Hoodfar’s family says Iranian authorities have refused regular visits by her lawyer and have tried to dismiss him. During his one visit in July, he was forbidden to discuss her case and has been denied all access to her legal file, the family said. They were recently informed Hoodfar is in hospital.
"It has become clear that the authorities are not prioritizing her health and do not intend to respect Homa’s due process rights under Iranian law," Ghahremani said.
"We’re incredibly scared."
Video: We are so scared for her: Hoodfar’s niece5:22
Hoodfar is 65 and suffers from a rare neurological disease called myasthenia gravis, which causes severe muscle weakness.
’We were asked by the Iranian judicial authorities to tone down the media on Homa’s case.’
— Amanda Ghahremani, niece
She writes frequently on sexuality and gender in Islam. She went to Iran in February to see family and conduct research in a visit that coincided with Iranian elections.
"My aunt is an academic. She’s not an activist," Ghahremani said. "She has never violated any Iranian law. She’s always worked … within the parameters of the constitution and Islamic strictures."
Two days before her departure back to Canada in March, she was visited by the counter-intelligence unit of Iran’s Revolutionary Guards, who seized her computer and passport and told her not to leave the country. After interrogation at Evin prison in June, she was arrested and since then has had no contact with her family.
Iranian authorities have charged her with collaborating with a hostile government against national security and with propaganda against the state — charges her family calls trumped-up.
"The continued solitary incarceration and illegal psychological pressure applied by the presiding judge to break her and confess to these fabricated charges are of great concern to Professor Hoodfar’s family and friends," a news release from the family says.
The charges were never presented to her lawyer and instead were published in the Iranian press, quoting the prosecutor as saying Hoodfar was "dabbling in feminism". A court set terms for her to be released on bail, but her lawyer’s numerous attempts to post bail have been ignored.

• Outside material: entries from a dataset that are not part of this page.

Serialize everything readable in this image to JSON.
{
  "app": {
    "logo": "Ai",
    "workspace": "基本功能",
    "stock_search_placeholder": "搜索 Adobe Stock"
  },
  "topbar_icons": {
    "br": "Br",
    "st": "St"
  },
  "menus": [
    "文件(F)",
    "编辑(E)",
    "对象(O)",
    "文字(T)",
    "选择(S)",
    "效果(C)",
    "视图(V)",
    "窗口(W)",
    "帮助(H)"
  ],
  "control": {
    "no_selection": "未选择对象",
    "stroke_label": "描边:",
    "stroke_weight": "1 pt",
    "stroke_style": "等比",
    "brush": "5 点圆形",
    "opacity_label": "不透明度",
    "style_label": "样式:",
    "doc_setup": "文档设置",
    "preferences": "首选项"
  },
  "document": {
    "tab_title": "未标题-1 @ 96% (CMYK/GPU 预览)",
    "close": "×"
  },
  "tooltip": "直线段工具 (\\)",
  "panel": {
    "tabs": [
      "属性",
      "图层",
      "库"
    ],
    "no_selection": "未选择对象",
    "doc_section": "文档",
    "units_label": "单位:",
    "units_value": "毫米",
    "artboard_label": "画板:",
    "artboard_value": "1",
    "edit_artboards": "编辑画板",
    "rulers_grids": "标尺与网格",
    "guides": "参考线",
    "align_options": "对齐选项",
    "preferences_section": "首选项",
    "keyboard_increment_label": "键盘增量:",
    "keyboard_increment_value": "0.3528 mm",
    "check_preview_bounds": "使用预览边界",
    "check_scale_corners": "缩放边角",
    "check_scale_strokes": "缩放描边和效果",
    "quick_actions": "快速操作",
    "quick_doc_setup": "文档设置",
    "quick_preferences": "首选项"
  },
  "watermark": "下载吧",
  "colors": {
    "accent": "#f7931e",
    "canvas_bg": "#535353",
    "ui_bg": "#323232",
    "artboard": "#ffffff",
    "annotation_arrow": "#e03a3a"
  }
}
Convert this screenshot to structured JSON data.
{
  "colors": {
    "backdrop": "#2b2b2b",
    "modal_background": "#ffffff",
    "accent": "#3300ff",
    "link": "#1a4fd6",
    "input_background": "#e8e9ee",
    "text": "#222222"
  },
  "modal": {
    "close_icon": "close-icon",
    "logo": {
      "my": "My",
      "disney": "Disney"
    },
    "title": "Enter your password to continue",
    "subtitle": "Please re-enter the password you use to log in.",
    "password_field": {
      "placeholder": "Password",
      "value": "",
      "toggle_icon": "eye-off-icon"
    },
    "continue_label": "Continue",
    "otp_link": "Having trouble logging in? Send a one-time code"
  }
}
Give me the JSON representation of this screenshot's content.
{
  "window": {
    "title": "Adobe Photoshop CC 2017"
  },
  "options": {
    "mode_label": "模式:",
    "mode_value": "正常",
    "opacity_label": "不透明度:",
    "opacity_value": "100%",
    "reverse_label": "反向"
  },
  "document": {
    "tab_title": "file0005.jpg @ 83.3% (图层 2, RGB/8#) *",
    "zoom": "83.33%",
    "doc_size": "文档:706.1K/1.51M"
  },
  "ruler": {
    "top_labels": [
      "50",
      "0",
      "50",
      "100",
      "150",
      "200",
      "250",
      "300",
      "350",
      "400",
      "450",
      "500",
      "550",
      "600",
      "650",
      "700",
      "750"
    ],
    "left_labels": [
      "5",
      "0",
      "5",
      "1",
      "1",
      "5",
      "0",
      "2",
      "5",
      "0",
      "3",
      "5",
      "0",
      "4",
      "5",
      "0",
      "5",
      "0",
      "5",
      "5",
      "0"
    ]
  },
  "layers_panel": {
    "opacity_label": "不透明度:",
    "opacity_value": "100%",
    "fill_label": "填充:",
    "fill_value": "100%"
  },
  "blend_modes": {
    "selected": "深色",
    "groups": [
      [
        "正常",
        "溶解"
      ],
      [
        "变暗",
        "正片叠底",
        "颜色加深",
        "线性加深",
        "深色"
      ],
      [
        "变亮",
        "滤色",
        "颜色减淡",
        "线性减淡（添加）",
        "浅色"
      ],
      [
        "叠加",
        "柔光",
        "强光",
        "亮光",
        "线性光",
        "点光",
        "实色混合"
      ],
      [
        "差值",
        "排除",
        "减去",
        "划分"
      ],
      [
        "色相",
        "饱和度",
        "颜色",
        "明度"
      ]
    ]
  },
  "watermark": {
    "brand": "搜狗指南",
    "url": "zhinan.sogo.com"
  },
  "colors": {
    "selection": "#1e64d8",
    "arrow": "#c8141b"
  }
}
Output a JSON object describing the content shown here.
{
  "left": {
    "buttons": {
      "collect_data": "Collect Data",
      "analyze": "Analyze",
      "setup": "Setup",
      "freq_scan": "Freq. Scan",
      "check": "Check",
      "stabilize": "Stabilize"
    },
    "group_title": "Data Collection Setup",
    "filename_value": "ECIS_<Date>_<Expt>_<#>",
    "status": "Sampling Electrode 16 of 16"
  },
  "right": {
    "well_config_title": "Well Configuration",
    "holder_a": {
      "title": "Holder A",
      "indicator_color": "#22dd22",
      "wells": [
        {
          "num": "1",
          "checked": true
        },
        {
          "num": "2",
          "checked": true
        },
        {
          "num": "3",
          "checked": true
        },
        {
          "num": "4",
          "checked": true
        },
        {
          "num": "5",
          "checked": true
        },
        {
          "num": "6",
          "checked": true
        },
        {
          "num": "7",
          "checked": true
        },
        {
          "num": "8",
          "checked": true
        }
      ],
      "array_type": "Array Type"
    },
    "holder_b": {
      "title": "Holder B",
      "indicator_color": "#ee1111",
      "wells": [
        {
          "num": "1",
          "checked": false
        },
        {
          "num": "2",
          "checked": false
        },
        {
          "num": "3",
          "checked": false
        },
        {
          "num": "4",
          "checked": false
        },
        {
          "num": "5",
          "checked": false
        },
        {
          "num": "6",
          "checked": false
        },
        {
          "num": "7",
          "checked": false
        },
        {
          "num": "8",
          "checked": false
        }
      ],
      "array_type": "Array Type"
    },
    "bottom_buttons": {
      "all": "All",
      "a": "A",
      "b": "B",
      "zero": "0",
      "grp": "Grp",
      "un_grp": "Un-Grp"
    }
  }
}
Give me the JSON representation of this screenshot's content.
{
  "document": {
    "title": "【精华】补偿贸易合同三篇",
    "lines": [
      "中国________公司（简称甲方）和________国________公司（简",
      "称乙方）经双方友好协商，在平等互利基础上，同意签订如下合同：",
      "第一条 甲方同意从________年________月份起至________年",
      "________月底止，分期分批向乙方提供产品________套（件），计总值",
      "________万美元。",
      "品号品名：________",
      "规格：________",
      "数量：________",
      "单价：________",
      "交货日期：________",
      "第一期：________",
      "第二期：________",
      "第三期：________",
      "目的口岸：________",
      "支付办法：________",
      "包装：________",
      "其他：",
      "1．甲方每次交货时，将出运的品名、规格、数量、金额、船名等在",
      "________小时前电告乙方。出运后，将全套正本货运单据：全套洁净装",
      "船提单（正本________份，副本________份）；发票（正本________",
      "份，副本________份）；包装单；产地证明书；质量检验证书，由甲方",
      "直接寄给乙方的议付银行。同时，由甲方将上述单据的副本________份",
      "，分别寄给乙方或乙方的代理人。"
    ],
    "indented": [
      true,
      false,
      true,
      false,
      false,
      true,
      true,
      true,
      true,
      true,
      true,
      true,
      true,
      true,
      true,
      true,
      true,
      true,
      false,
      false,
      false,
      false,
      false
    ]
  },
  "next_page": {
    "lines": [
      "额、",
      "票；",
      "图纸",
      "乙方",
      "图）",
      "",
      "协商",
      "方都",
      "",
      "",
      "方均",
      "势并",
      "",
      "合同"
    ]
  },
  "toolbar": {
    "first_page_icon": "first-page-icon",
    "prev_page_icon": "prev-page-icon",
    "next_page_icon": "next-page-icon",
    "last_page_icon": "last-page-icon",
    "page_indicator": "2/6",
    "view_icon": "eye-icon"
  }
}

"We were asked by the Iranian judicial authorities to tone down the media on Homa’s case in order to allow the legal process to take its course," Ghahremani said. "The court has blatantly and repeatedly violated Iran’s own laws."
’This case is a priority’
Hoodfar’s family met with Foreign Affairs Minister Stéphane Dion in June and was assured the government was trying every diplomatic channel.
In an emailed statement from Global Affairs Canada on Monday night, spokesperson John Babcock said: "We are working with our allies and on every option in order to press the case. Privacy considerations prevent the department from discussing Government of Canada involvement in further detail; however, rest assured that this case is a priority for us."
Without formal diplomatic channels in Iran (Canada closed its Tehran Embassy in 2012), Canada has to rely on allies with official diplomatic ties. Thomas Juneau, a Middle East expert at the University of Ottawa, said "not having an embassy in Tehran makes this hard."